In short, I have been privileged to witness a variety of clients’ lives at first hand. “I want to be successful in my job” “I want to improve my relationship with my partner.” Whatever the topic is, one of my clients will have a story about it. Many of these stories are simple and off the cuff. But they are vivid and full of emotion. They are generally full of laughter, tears, joy and sadness all together. As a coach you get involved with these stories and see how original they are. Supporting my clients in their lives, as they develop new stories of their own, is the greatest pleasure for me.
Many clients begin by discussing the most obvious topics and those events they can best relate to. As a client, this helps you to understand.
The key role for the coach is to support you as you live your life, and to show you the way. You begin to appreciate your purpose in life, your values and the preconceptions which have held you back, your fears and emotions. You learn from this, you reinvent yourself, you choose your own life, and you move forward. This is the “learning journey” that the coach provides. Therefore it is not just about enjoying yourself. You will also need to confront some of the harsh realities of life. But because you are in a safe and secure environment, you can confront the truth with courage. That is the appeal of coaching.

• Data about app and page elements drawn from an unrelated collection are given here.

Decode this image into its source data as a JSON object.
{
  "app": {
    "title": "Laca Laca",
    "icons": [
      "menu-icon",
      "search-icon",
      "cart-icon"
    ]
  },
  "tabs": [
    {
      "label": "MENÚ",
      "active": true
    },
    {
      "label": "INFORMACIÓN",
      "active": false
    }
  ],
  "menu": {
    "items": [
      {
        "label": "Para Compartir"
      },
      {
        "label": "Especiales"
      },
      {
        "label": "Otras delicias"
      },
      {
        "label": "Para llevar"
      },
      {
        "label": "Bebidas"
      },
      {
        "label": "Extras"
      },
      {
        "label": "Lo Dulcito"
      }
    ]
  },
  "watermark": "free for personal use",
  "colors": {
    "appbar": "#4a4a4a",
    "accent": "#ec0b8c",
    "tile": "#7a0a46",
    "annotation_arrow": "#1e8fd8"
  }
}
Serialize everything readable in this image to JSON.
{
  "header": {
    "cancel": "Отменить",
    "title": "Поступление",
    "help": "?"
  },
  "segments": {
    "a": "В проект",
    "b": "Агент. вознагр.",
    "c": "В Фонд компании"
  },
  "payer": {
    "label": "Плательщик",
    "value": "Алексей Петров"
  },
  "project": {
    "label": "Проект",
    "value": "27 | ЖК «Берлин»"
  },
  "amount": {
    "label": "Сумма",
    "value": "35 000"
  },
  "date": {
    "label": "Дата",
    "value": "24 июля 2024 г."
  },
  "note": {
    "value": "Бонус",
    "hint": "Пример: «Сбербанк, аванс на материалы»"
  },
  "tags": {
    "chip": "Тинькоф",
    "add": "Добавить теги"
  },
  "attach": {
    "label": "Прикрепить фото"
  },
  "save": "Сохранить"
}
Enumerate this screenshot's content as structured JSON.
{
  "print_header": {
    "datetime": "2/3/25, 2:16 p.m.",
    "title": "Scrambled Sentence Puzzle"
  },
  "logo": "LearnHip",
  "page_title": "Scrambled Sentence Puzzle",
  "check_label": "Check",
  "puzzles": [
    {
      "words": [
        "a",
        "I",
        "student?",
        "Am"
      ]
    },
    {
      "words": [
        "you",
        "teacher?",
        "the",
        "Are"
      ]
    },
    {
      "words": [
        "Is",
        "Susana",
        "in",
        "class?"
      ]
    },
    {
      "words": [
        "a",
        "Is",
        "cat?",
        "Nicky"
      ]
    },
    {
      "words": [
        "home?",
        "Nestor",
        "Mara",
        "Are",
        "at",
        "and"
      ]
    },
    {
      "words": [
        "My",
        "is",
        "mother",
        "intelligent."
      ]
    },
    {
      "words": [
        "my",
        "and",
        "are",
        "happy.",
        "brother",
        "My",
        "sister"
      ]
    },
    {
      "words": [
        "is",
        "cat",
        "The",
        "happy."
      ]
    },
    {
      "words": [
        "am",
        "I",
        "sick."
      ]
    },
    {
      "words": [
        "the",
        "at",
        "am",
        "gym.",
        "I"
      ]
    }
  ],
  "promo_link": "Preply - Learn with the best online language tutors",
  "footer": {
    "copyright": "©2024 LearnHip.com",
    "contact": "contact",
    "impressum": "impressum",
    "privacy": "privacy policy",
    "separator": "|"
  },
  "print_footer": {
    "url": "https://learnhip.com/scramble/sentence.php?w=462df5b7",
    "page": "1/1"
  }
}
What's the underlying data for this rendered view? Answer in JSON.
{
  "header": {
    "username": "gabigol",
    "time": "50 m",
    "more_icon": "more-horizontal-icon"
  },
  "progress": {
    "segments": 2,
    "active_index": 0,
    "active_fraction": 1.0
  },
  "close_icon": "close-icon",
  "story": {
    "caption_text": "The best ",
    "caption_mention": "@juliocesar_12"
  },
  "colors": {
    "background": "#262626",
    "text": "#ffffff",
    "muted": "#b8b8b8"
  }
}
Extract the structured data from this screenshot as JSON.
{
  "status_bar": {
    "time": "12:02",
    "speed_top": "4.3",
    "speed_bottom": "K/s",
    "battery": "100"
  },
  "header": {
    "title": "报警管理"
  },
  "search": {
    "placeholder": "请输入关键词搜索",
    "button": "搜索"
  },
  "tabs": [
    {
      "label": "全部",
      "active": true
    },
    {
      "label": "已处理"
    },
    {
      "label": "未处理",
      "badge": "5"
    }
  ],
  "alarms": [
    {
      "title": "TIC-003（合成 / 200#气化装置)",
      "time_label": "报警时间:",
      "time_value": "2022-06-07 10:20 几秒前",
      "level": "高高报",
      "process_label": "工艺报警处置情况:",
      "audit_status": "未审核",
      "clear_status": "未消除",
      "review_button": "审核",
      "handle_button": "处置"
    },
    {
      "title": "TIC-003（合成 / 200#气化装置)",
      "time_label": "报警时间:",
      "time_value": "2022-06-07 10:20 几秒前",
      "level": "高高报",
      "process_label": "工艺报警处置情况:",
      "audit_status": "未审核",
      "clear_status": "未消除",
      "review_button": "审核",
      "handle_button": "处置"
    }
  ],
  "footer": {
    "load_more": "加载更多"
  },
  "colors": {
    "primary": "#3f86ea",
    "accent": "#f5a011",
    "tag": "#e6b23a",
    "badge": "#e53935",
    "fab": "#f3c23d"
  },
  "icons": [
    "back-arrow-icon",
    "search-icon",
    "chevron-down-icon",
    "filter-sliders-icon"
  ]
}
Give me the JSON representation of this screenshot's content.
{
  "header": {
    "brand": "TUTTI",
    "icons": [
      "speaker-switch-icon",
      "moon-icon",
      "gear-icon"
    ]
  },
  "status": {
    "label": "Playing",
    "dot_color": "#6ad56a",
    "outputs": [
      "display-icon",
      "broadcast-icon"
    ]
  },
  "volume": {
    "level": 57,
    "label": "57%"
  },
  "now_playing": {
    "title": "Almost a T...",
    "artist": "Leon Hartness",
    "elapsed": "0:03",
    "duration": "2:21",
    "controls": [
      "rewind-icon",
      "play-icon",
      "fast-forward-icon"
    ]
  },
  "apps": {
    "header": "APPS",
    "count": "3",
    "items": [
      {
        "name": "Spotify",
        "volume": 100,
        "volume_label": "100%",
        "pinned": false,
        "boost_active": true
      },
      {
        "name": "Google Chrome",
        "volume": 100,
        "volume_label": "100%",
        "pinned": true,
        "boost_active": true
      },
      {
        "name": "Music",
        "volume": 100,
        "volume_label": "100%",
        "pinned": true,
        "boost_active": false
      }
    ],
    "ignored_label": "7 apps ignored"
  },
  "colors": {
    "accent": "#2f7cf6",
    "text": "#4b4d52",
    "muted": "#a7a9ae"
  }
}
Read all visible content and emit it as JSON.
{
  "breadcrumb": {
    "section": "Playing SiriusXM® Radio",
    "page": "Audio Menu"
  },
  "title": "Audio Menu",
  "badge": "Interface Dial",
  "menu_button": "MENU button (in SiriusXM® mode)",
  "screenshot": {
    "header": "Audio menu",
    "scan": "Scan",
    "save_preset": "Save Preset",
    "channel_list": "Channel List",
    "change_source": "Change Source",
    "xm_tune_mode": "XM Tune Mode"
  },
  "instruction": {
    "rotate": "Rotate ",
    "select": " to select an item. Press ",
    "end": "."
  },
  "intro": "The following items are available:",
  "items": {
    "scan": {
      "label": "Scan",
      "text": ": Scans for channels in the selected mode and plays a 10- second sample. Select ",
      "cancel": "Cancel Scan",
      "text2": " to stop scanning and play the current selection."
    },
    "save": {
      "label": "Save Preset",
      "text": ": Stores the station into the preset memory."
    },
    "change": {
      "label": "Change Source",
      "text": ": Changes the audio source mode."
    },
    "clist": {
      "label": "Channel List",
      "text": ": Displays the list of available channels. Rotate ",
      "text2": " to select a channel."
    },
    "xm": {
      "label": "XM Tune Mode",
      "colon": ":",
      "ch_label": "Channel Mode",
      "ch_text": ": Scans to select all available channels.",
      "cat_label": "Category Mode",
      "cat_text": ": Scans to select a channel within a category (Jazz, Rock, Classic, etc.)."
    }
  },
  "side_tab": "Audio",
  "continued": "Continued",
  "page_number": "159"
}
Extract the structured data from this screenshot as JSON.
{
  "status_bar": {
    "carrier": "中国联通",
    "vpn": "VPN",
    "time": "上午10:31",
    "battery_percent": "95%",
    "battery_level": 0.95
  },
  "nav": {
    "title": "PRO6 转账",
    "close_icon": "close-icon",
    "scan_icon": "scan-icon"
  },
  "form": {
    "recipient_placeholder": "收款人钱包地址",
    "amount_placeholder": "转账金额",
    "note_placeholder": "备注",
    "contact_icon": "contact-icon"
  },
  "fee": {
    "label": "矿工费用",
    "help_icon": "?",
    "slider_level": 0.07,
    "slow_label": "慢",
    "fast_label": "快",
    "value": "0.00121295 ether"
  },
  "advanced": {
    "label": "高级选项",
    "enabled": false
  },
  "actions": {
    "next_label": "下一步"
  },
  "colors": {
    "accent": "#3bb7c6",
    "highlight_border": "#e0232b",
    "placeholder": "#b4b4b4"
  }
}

One’s own values, preconceptions, emotions, what you want to be, how you can fashion your own circumstances – all of these are important. With this in mind, put these into practice in your daily life. It’s easy to say, but very difficult to do. That’s because we always bracket everything as either good or bad. Nature and the power of resistance work against change.
“Now is not the time”. “What do we do if we fail?” “What about money?” etc. etc. It’s not that we are flawed through any particular fault of our own. But if you follow negative thoughts such as these, then the change you desire won’t happen. From my own experience, doing all of this on your own is difficult. Accumulating experience and putting this into effect is what coaching is all about.
The actual coaching sessions only take up a very short space of time within your daily life. So the time in between sessions is a key period for putting what you learn from your coaching into practice. Through changed actions and awareness compared to previously, you will feel the results and transformation you bring about differ markedly from what you have achieved up till now.
Most likely, much of the experience will be different to what you expected, but you will be able to learn so many new things from it!